I am recycling a column I wrote three years ago. I believe the Trump administration is affirmation of all that I've written.
“It’s well written, but it’s idealistic” was the response to something I posted on my blog. It may have been unintentional, but I sensed a dismissive tone to the remark, implying that idealistic ideas are nice, but they are unrealistic and have no place in today’s world, and pursuing them would be a waste of time and energy. That was several weeks ago, and that simple but provocative comment has remained lodged in my brain like a small irritant.
One dictionary’s definition of idealism includes the following: satisfying one's concept of what is perfect, existing only in the imagination, desirable or perfect but not likely to become a reality, representing an abstract or hypothetical optimum, a person or thing regarded as perfect, and a standard of perfection - a principle to be aimed for.

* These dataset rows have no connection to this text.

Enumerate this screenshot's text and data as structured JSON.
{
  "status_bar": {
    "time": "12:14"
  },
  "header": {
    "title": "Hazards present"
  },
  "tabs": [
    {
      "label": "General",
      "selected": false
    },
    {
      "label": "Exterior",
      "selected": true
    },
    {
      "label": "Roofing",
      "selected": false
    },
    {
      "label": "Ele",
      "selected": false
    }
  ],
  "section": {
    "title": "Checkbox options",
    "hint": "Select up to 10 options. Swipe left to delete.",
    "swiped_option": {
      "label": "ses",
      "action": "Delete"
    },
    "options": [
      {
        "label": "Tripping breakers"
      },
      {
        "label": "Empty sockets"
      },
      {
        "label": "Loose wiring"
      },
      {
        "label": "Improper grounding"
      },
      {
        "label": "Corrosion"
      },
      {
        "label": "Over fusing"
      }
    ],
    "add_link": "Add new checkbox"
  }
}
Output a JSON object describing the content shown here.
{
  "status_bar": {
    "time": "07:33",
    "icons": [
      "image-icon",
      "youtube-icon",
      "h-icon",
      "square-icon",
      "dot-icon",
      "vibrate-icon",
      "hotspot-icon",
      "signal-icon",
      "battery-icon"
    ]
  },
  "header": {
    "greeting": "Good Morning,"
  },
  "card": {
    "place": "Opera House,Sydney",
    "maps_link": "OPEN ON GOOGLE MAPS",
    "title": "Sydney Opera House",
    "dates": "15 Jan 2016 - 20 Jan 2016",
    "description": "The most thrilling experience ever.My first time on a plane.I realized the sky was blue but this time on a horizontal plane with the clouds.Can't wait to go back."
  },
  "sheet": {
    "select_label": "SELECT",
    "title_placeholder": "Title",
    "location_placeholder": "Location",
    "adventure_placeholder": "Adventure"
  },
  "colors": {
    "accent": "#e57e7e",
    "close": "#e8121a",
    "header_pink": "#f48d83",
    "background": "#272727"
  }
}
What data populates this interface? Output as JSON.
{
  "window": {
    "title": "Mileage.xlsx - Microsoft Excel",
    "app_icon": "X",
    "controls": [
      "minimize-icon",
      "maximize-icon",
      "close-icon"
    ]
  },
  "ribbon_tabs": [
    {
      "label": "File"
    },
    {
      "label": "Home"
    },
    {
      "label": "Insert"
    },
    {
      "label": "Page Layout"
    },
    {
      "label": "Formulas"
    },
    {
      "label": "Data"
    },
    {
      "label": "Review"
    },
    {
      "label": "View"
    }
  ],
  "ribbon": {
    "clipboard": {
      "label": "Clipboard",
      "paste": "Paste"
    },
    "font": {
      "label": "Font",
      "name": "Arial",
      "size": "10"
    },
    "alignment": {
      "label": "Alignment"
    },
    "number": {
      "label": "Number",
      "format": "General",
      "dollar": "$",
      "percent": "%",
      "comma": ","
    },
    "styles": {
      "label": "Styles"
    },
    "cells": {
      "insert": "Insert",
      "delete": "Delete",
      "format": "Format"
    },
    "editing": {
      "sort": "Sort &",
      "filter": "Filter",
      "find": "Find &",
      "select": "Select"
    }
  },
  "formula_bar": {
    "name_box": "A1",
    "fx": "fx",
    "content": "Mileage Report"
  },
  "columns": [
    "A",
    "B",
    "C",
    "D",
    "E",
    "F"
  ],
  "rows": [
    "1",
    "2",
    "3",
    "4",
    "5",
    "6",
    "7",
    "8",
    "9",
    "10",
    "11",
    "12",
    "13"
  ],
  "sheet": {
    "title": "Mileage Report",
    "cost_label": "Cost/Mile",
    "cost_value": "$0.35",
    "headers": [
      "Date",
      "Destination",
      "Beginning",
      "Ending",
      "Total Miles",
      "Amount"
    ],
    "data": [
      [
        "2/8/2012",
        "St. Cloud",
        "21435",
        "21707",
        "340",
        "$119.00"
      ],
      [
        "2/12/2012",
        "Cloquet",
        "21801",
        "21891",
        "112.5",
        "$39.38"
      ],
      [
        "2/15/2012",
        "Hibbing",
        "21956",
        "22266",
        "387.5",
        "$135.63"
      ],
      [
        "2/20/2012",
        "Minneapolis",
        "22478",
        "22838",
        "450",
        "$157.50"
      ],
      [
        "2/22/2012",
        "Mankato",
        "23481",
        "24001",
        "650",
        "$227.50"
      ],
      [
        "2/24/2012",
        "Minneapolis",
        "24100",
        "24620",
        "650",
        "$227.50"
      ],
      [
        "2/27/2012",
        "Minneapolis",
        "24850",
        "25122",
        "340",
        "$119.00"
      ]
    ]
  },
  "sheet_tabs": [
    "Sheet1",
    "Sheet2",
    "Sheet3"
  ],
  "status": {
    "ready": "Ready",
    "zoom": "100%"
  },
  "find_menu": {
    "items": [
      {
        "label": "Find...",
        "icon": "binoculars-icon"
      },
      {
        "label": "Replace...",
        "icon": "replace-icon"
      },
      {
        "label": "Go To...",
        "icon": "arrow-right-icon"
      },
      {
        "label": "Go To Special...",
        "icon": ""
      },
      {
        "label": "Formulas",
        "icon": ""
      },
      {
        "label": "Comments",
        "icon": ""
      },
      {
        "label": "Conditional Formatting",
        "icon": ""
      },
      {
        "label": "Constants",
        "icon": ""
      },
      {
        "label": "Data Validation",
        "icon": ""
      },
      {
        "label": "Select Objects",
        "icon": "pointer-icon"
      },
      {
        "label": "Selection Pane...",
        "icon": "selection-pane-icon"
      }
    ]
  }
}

What should we pursue as individuals and as a community if not the ideal? Should we make it our goal to achieve “it’s not the best but it will do”, being satisfied with second best? As an artist I know what happens if I settle for “good enough”. The result will be even less than that. When efforts are made to achieving second best, the results will usually be third or fourth best. Our goals, in all that we do, should be to reach for the very best. There is no guarantee it will be achieved, but without the effort we can be assured it never will be. The pursuit of mediocrity is shameful. We cannot afford to abandon idealism, not only in what we hope to achieve, but in our personal behavior.
The problem of course is, what is ideal, and who gets to define it. Clearly there are strong, conflicting opinions about this. Our country is harshly divided over political, social, and religious issues, and it is unrealistic to expect there can be universal agreement on them. But universal agreement is not, and should not be the goal. I believe the pursuit of idealism begins with each of us. The idealism I envision is not one of social and political conformity, but one grounded in individual attitudes and behavior.
In my ideal world, we are all guided by the personal values that are universal and independent of any partisan domain: honesty, respect, civility, thoughtfulness, compassion, and a concern for the greater good. When enough of us consciously embrace and live these values, cultural and political disagreements won’t disappear, but they will lose their divisiveness and toxicity.
The challenge we all face is to make “values” more than just a word, but a way of life. With our words and behavior, we can pass them on to our children, and future generations. In addition, we must demand the same from our elected officials and hold them responsible when they fall short. In this ideal world when enough citizens pursue these values they will spread outward to others, and upwards to institutions and government. I believe that if we do this, we can make a difference in the lives of everyone, and contribute to improving the quality of our governing bodies.
The pursuit of the ideal is everyone’s responsibility.